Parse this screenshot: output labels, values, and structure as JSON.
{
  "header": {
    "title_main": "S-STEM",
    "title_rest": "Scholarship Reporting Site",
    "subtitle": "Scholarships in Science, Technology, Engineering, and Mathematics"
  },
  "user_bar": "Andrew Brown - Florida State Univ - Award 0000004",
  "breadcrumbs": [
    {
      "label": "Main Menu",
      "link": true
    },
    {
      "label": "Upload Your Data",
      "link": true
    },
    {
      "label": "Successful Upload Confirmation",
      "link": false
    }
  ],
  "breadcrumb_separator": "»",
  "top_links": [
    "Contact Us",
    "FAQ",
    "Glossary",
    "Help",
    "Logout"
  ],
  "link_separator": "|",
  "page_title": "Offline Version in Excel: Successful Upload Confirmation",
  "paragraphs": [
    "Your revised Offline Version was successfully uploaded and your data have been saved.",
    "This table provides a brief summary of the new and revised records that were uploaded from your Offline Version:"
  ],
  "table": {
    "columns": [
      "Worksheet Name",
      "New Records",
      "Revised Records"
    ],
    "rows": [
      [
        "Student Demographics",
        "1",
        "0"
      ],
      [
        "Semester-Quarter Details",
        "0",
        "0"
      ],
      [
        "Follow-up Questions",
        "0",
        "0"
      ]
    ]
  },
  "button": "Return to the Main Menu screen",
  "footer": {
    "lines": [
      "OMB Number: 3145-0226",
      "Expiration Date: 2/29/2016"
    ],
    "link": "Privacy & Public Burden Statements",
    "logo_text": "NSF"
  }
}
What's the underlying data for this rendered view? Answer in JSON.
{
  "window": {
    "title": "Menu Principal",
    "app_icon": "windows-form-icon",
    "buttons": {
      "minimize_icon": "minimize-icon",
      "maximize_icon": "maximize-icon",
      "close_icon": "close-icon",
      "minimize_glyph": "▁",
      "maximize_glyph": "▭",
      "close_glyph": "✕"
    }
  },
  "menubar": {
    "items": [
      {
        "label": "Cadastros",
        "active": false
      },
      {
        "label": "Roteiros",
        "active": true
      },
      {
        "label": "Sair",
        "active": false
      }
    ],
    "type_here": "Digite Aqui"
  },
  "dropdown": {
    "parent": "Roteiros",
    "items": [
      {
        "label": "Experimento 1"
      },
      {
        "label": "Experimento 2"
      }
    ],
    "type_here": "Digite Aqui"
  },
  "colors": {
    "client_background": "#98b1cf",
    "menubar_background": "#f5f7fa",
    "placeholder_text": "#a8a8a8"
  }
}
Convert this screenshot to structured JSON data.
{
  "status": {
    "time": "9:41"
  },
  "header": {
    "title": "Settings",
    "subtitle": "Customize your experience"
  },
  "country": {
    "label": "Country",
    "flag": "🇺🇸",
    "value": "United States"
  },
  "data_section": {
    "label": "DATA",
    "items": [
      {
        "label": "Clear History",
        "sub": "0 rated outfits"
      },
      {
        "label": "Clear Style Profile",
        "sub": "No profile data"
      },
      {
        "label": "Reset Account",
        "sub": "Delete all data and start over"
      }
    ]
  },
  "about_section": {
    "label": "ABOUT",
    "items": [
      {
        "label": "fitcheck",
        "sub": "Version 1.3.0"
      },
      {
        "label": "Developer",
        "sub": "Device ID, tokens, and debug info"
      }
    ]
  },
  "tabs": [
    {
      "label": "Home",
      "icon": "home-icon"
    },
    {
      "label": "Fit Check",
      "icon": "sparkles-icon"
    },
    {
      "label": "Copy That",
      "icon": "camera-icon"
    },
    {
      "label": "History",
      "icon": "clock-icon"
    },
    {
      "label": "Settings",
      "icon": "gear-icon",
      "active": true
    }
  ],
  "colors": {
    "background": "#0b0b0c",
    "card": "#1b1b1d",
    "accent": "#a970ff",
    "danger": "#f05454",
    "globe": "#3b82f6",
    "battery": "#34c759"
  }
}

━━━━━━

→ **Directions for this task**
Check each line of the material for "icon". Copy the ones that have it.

→ **Answer section**
    "app_icon": "windows-form-icon",
      "minimize_icon": "minimize-icon",
      "maximize_icon": "maximize-icon",
      "close_icon": "close-icon",
      "icon": "home-icon"
      "icon": "sparkles-icon"
      "icon": "camera-icon"
      "icon": "clock-icon"
      "icon": "gear-icon",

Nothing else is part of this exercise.